Just a few weeks after the initial announcement, the first of six expansion packs – packaged under the ‘New Frontier Pass’ – has been added to Civilization VI. As a kick-off, this one includes two new civs and a new game mode. A handful of new natural wonders, city states and resources round out the offering. Priced at £7.39 for the pack on its own, or £32.99 for the entire season pass, is it worth the price tag?
After playing a few games, it’s instantly obvious that the new civs are certainly interesting additions to the game. The first – Gran Colombia – is a top tier civ that borders on the overpowered. Their bonuses make Domination victories almost comically easy. +1 movement speed to all land units makes rapid expansion easier than ever and allows you to really overwhelm the enemy. On top of that, you’ll be given a free Comandante General at the start of every era. They offer some pretty powerful bonuses and directly complement the civ’s other unique unit – the Llanero.
Gran Colombia’s last unique – the Hacienda – is not nearly as useful as its other abilities. The bonuses to production and gold it provides are good for helping maintain a standing army, but it comes too late on in the game to be truly effective. It only becomes available from the Renaissance Era, by which point you should be well on the way to a Domination victory already.
The Maya, on the other hand, are the complete opposite. Their bonuses favour playing tall. Cities within six tiles of the Capital receive +10% to all yields and friendly units within the same radius enjoy a +5 to their combat strength. Meanwhile, there are heavy penalties for expansion. Every city further than six tiles from the Capital suffers a -15% penalty to all yields.
Of course, this greatly hinders a Domination victory, because conquered cities will almost always be more than six tiles away and thus not worth taking. Instead, it’s Scientific victories where the Maya really shine, thanks to their unique district – the Observatory. 50% cheaper than a normal campus, it gains major adjacency bonuses from plantations (+2) and minor ones from farms (+1). As a result, it’s really easy to build observatories with a +4 science bonus.

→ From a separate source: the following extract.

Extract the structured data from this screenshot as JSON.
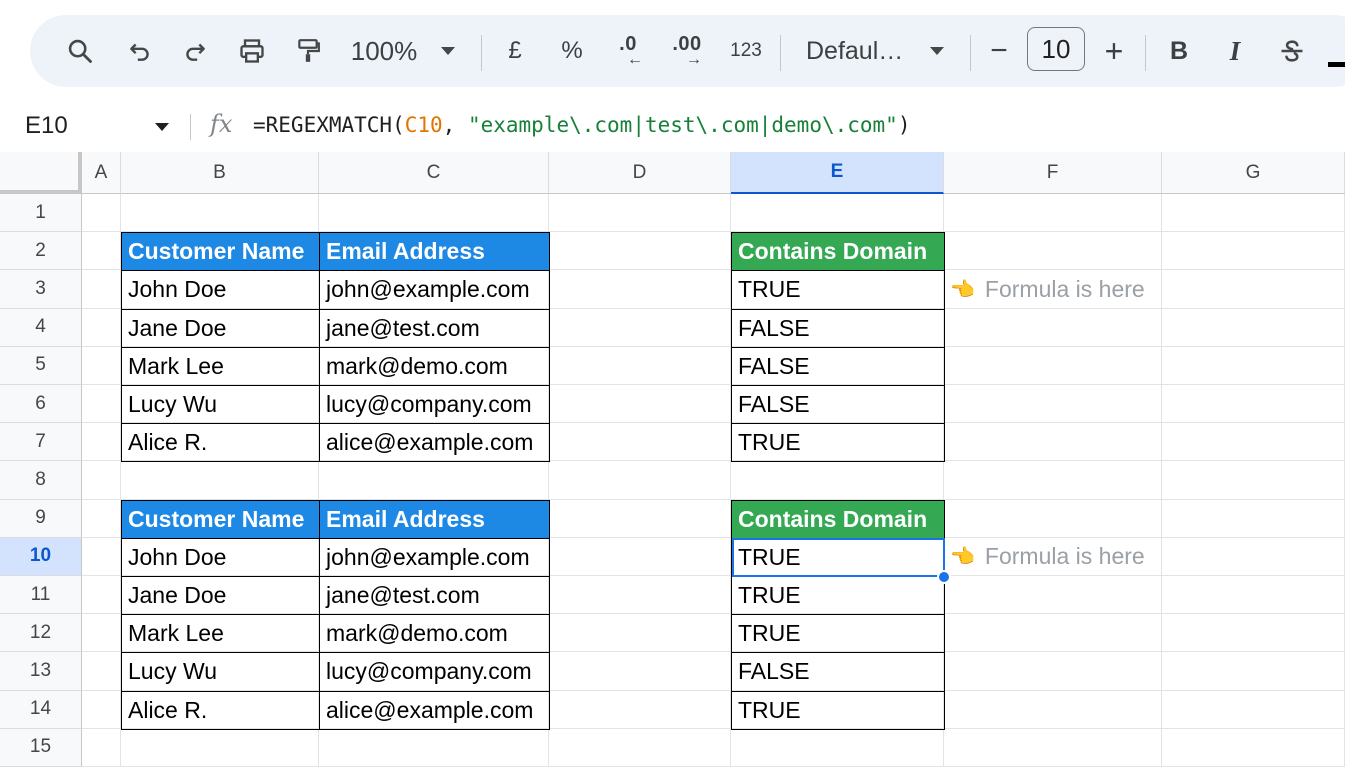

With Gran Colombia, you can start the game wherever and find success. That’s not the case with the Maya. It requires a lot of planning to really succeed with this civ. A lot. They have one of the weakest starts in the game. The Capital only starts with two housing. In fact, starting on the coast is disastrous because they gain no housing from coastal or freshwater tiles, and it prevents any settling in that direction. Farms are the main source of Mayan housing, so settling in an area with plenty of plains or grassland is a priority. Of course, you also need enough space and the right tiles to settle and grow cities in a ring around your Capital. You also need enough time to produce builder units, which may not be given to you if an aggressive civ forward settles you or declares war. Similarly, the power of your Observatory district is heavily dependent on having the right resources around.
All these variables mean that it’s almost certain that you’ll need to restart a few times in order to get the right layout needed to succeed, especially on the higher difficulties. But when it comes together, it really comes together. The Maya can vastly outstrip any rival’s scientific output with just a few observatories and snowball towards victory.
There’s also a new game mode – Apocalypse – included in the pack, although you will need Gathering Storm to even enable it. As the name suggests, it allows you to experience the end of the world. From the beginning, disasters are more intense and common. Climate Change happens faster and when it reaches Phase VII the game enters the Apocalypse. Comets fall from the sky, destroying everything they hit, and Solar Flares begin to destroy the global power supply.
There’s also a new unit within the mode. The Soothsayer can be purchased with Faith and has the ability to trigger natural disasters. You can really ruin your enemy’s day if they make the mistake of settling on a river, near a volcano or next to a forest.
Apocalypse mode offers a fresh take on the usual Civ formula. And some people will have a lot of fun with the mode. I’ll admit though, this wasn’t for me. After the novelty wore off, I found the mode frustrating to play. Having to repair everything, only to see it destroyed just a few turns later, felt overly punishing. I didn’t feel there was much point in doing anything, knowing that all my work could be undone with just one disaster.
Overall, the Maya and Gran Colombia Pack is a strong showing. Both civs are fun to play and bring something unique to the table. And despite my misgivings, the Apocalypse Mode shakes up Civilization VI’s gameplay. Some players will appreciate the sheer challenge it brings. Still, I think that the standalone price is too steep. It’s hard to justify a £7.39 price tag for just two civs, a few city states and resources, and a game mode that you need the previous DLC to even access.
Whether the New Frontier Pass as a whole is worth the price is still up for debate. We’ll have to see what July brings us, when the next pack releases. The early signs are positive though.